BEGIN
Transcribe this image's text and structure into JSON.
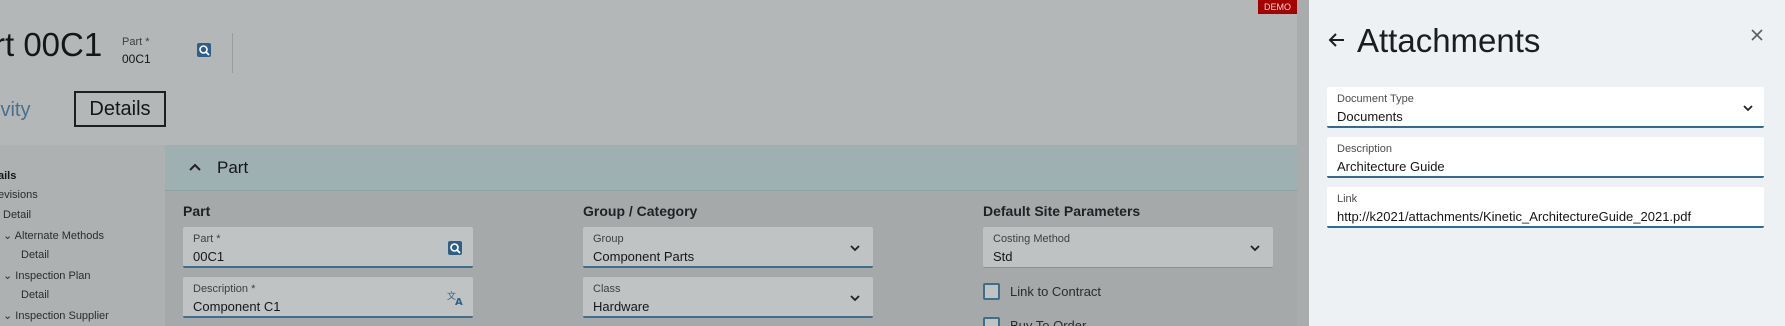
{
  "header": {
    "title": "rt 00C1",
    "part_label": "Part *",
    "part_value": "00C1",
    "tabs": [
      "ivity",
      "Details"
    ]
  },
  "demo_badge": "DEMO",
  "tree": {
    "items": [
      "ails",
      "evisions",
      "Detail",
      "Alternate Methods",
      "Detail",
      "Inspection Plan",
      "Detail",
      "Inspection Supplier"
    ]
  },
  "section": {
    "title": "Part",
    "columns": {
      "part": {
        "title": "Part",
        "fields": [
          {
            "label": "Part *",
            "value": "00C1"
          },
          {
            "label": "Description *",
            "value": "Component C1"
          }
        ]
      },
      "group": {
        "title": "Group / Category",
        "fields": [
          {
            "label": "Group",
            "value": "Component Parts"
          },
          {
            "label": "Class",
            "value": "Hardware"
          }
        ]
      },
      "site": {
        "title": "Default Site Parameters",
        "fields": [
          {
            "label": "Costing Method",
            "value": "Std"
          }
        ],
        "checkboxes": [
          "Link to Contract",
          "Buy To Order"
        ]
      }
    }
  },
  "panel": {
    "title": "Attachments",
    "fields": [
      {
        "label": "Document Type",
        "value": "Documents"
      },
      {
        "label": "Description",
        "value": "Architecture Guide"
      },
      {
        "label": "Link",
        "value": "http://k2021/attachments/Kinetic_ArchitectureGuide_2021.pdf"
      }
    ]
  },
  "colors": {
    "accent": "#2f6c91",
    "demo": "#a30000",
    "panel_bg": "#eef1f3"
  },
  "icons": [
    "search-icon",
    "translate-icon",
    "chevron-down-icon",
    "chevron-up-icon",
    "arrow-left-icon",
    "close-icon"
  ]
}
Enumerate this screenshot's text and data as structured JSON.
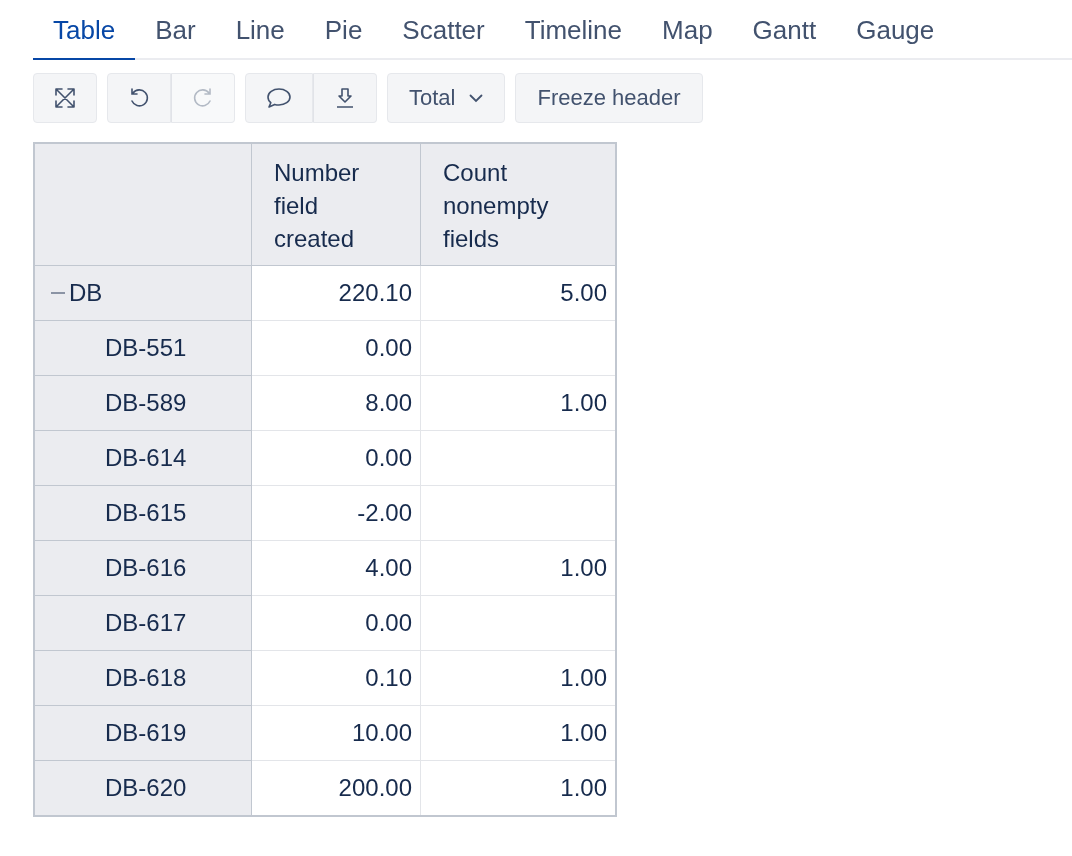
{
  "tabs": [
    {
      "label": "Table",
      "selected": true
    },
    {
      "label": "Bar",
      "selected": false
    },
    {
      "label": "Line",
      "selected": false
    },
    {
      "label": "Pie",
      "selected": false
    },
    {
      "label": "Scatter",
      "selected": false
    },
    {
      "label": "Timeline",
      "selected": false
    },
    {
      "label": "Map",
      "selected": false
    },
    {
      "label": "Gantt",
      "selected": false
    },
    {
      "label": "Gauge",
      "selected": false
    }
  ],
  "toolbar": {
    "groups": [
      [
        {
          "kind": "expand",
          "disabled": false
        }
      ],
      [
        {
          "kind": "undo",
          "disabled": false
        },
        {
          "kind": "redo",
          "disabled": true
        }
      ],
      [
        {
          "kind": "comment",
          "disabled": false
        },
        {
          "kind": "download",
          "disabled": false
        }
      ]
    ],
    "total_dropdown": {
      "label": "Total"
    },
    "freeze_button": {
      "label": "Freeze header"
    }
  },
  "table": {
    "columns": [
      "Number field created",
      "Count nonempty fields"
    ],
    "rows": [
      {
        "label": "DB",
        "expanded": true,
        "number_field_created": "220.10",
        "count_nonempty_fields": "5.00",
        "children": [
          {
            "label": "DB-551",
            "number_field_created": "0.00"
          },
          {
            "label": "DB-589",
            "number_field_created": "8.00",
            "count_nonempty_fields": "1.00"
          },
          {
            "label": "DB-614",
            "number_field_created": "0.00"
          },
          {
            "label": "DB-615",
            "number_field_created": "-2.00"
          },
          {
            "label": "DB-616",
            "number_field_created": "4.00",
            "count_nonempty_fields": "1.00"
          },
          {
            "label": "DB-617",
            "number_field_created": "0.00"
          },
          {
            "label": "DB-618",
            "number_field_created": "0.10",
            "count_nonempty_fields": "1.00"
          },
          {
            "label": "DB-619",
            "number_field_created": "10.00",
            "count_nonempty_fields": "1.00"
          },
          {
            "label": "DB-620",
            "number_field_created": "200.00",
            "count_nonempty_fields": "1.00"
          }
        ]
      }
    ]
  }
}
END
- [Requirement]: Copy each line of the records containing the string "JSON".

- [Task solution]:
Transcribe this image's text and structure into JSON.
Enumerate this screenshot's text and data as structured JSON.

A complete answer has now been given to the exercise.